d) Remember, you are dealing with a country like Singapore where the brutal military junta leaders of Burma are not only given red carpet welcomes when they visit Singapore, while they brutalize and torture their citizens, orchids in Singapore were even named after them!
There is a lot of dirty money to be made with Burmese drug money connections. Burmese drug lords need lawyers too. Lee Kuan Yew does business with Burma. Many of them are drug lords.
Contracts for drug money transactions have to be drafted, banking agreements have to be entered into and complicated money laundering transactions have to be worked out.
Source: Singapore Dissident (2011)
e) “The Singapore government knows it’s having dinner with the devil, and sharing a very short spoon,” says former solicitor-general Francis Seow.
“And it is a terrible double standard.
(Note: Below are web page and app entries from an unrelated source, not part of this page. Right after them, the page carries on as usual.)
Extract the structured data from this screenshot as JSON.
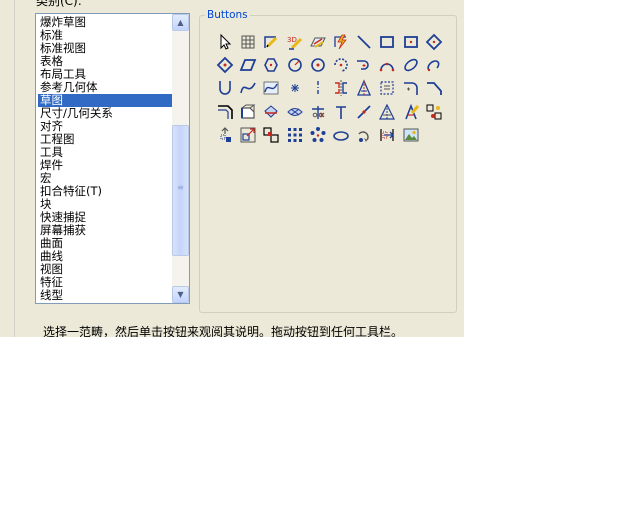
{
  "category": {
    "label": "类别(C):",
    "items": [
      "爆炸草图",
      "标准",
      "标准视图",
      "表格",
      "布局工具",
      "参考几何体",
      "草图",
      "尺寸/几何关系",
      "对齐",
      "工程图",
      "工具",
      "焊件",
      "宏",
      "扣合特征(T)",
      "块",
      "快速捕捉",
      "屏幕捕获",
      "曲面",
      "曲线",
      "视图",
      "特征",
      "线型"
    ],
    "selected_index": 6
  },
  "buttons_group": {
    "title": "Buttons",
    "icons": [
      "select-arrow-icon",
      "grid-icon",
      "sketch-icon",
      "3d-sketch-icon",
      "sketch-plane-icon",
      "rapid-sketch-icon",
      "line-icon",
      "rectangle-icon",
      "center-rectangle-icon",
      "corner-rectangle-icon",
      "three-point-rectangle-icon",
      "parallelogram-icon",
      "polygon-icon",
      "circle-icon",
      "perimeter-circle-icon",
      "centerpoint-arc-icon",
      "tangent-arc-icon",
      "three-point-arc-icon",
      "ellipse-icon",
      "partial-ellipse-icon",
      "parabola-icon",
      "spline-icon",
      "spline-on-surface-icon",
      "point-icon",
      "centerline-icon",
      "mirror-entities-icon",
      "dynamic-mirror-icon",
      "sketch-picture-icon",
      "fillet-icon",
      "chamfer-icon",
      "offset-entities-icon",
      "convert-entities-icon",
      "intersection-curve-icon",
      "face-curves-icon",
      "trim-icon",
      "extend-icon",
      "split-entities-icon",
      "construction-geometry-icon",
      "sketch-text-icon",
      "block-icon",
      "move-entities-icon",
      "scale-entities-icon",
      "copy-entities-icon",
      "linear-pattern-icon",
      "circular-pattern-icon",
      "slot-icon",
      "rotate-entities-icon",
      "stretch-entities-icon",
      "image-icon"
    ]
  },
  "description": "选择一范畴，然后单击按钮来观阅其说明。拖动按钮到任何工具栏。"
}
Drug moneys are being laundered apparently by the same drug lords who supply the heroin for which small-time drug dealers are hanged. We are reaping profits as Burma’s biggest investor, but we’re being paid with blood money.”
Source: The Nation
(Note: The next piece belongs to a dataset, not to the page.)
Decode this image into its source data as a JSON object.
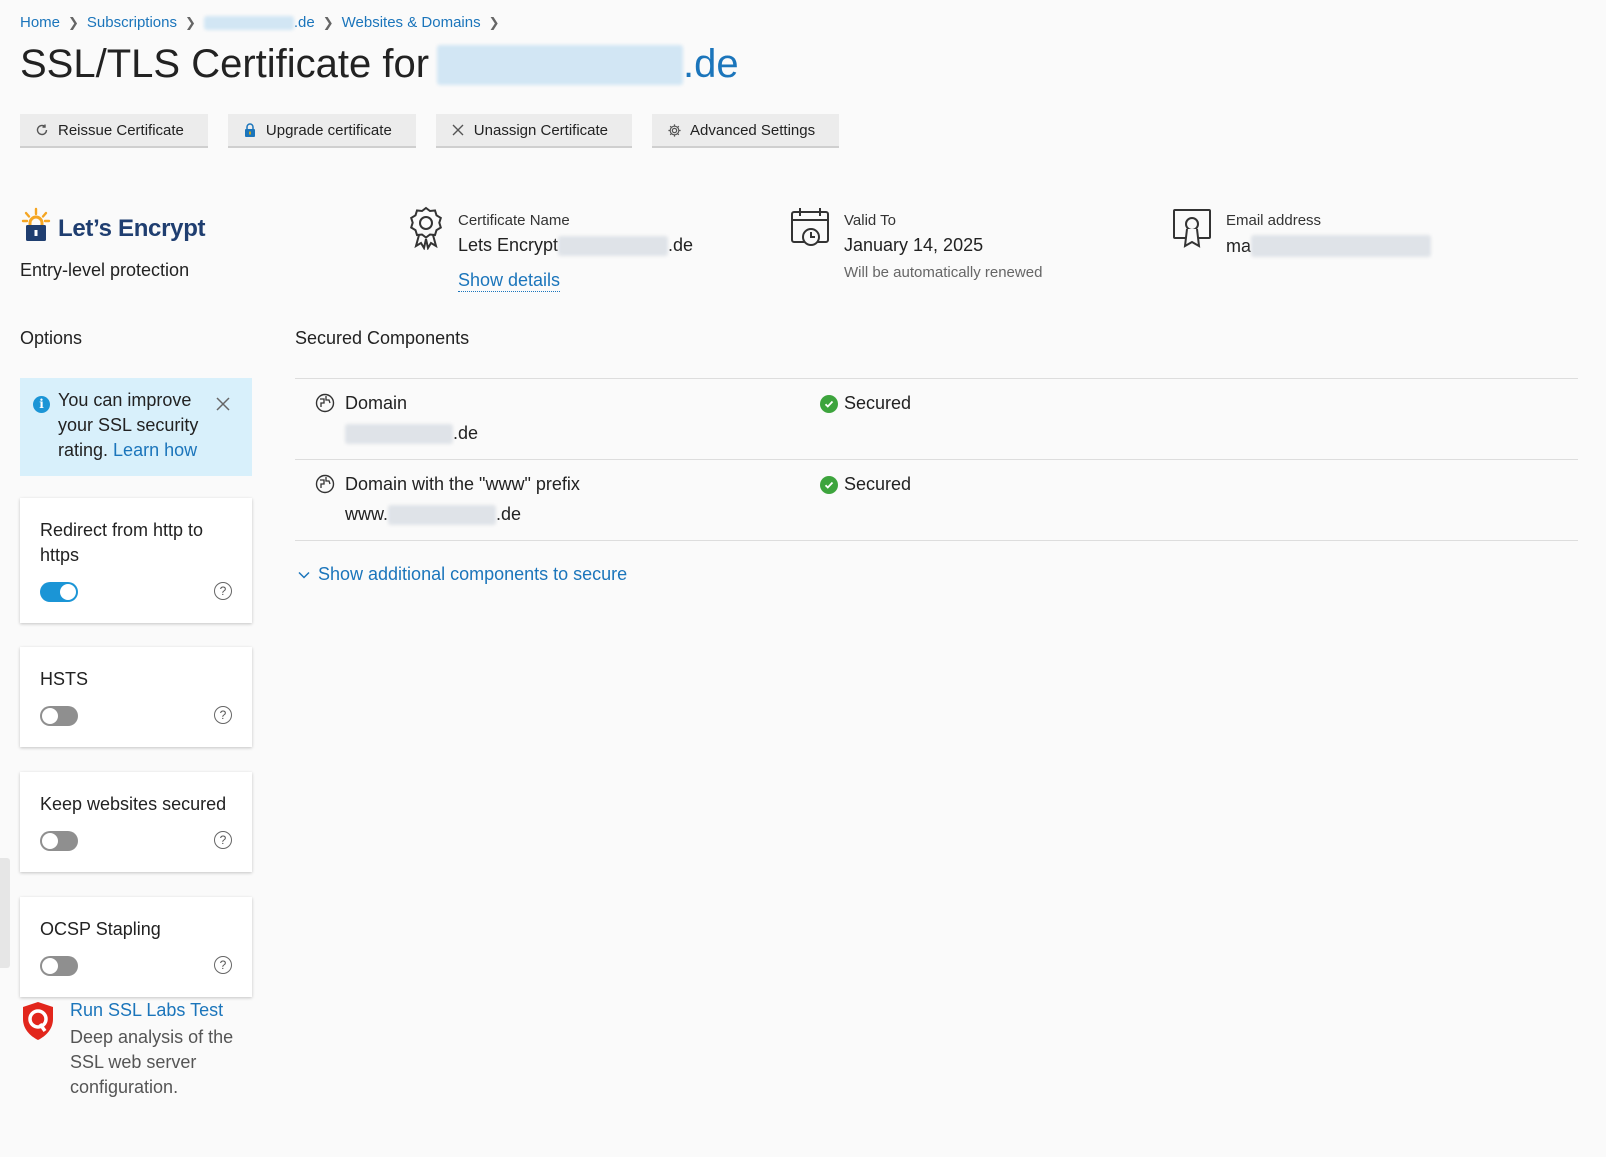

4. GIC, SINGTEL, and MEDICAL TRIPS to SINGAPORE
a) The close political, economic, and military relationship between the two countries facilitates the weaving of millions of narco-dollars into the legitimate world economy.
. . .The Burmese government has kept computers and communication technology away from students and others in opposition to the regime. Yet Singapore has made the best computer technology available to the ruling elite and their business partners [through Singapore Telecom (SingTel)].
Singaporean companies have also helped suppress dissent in Burma by supplying the military with arms to use against its own people.
Source: Covert Action Quarterly
b) A former US assistant secretary of state for the Bureau of International Narcotics and Law Enforcement Affairs, Robert Gelbard, has said half of Singapore’s investment in Burma has been “tied to the family of narco-trafficker Lo Hsing Han.”
Dissident groups say the trade-off for Tay Za’s government business contracts in Burma is to fund junta leaders’ medical trips to Singapore.
Source: Sydney Morning Herald
Singapore has received criticism for its large investment in the military dictatorship of Burma. In 1995, the government of then PM Goh Chok Tong pursued a diplomatic strategy of engaging Burma while securing investment deals for its Soverign Wealth Funds (SWFs), including the GIC’s investment in the Myanmar Fund (Financial Times 1995). The state used its SWFs as a diplomatic tool to open channels into Burma.
Source: Sovereign Wealth Funds (by Christopher Balding)
5. FORCED ORGAN HARVEST?
- Reader Tip: Take note of the two dates in the paragraphs below.
1) Burma’s Prime Minister Soe Win is being treated at a hospital in Singapore, an official from the Burmese embassy in the city-state said. The official would not give details of Soe Win’s illness, saying only that it was a “serious health matter.”
Source: BBC (21 March 2007)
2) As Sim Tee Hua lay on life support in a Singapore hospital, seven of his relatives knelt crying on the floor before the doctors, begging them not to remove his organs and give him a chance for a miracle recovery.
“The hospital staff were running as they wheeled him out of the back door of the room,” said Sim Chew Hiah, one of his sisters. “They were behaving like robbers.”
The harvesting surgeons had waited for 24 hours, but although his family still clung to hopes that he could recover, Singaporean law assumes all citizens except Muslims are willing organ donors unless they have explicitly opted out.
Source: Telegraph (2 March 2007)
6. LEE KUAN YEW on BURMESE LEADERS
From an article on CNN:
This time, the WikiLeaks cable shows Minister Mentor [Lee Kuan Yew] describing the Myanmar (or Burma) leaders as “stupid” and “dense.” He was even quoted as saying that dealing with the regime is like “talking to dead people.”
Source: Mr. Brown / CNN (2010)
As netizens say:
“This is what we call LEEgalised corruption.”
This blog post takes a look at LKY’s family ties to opium trade.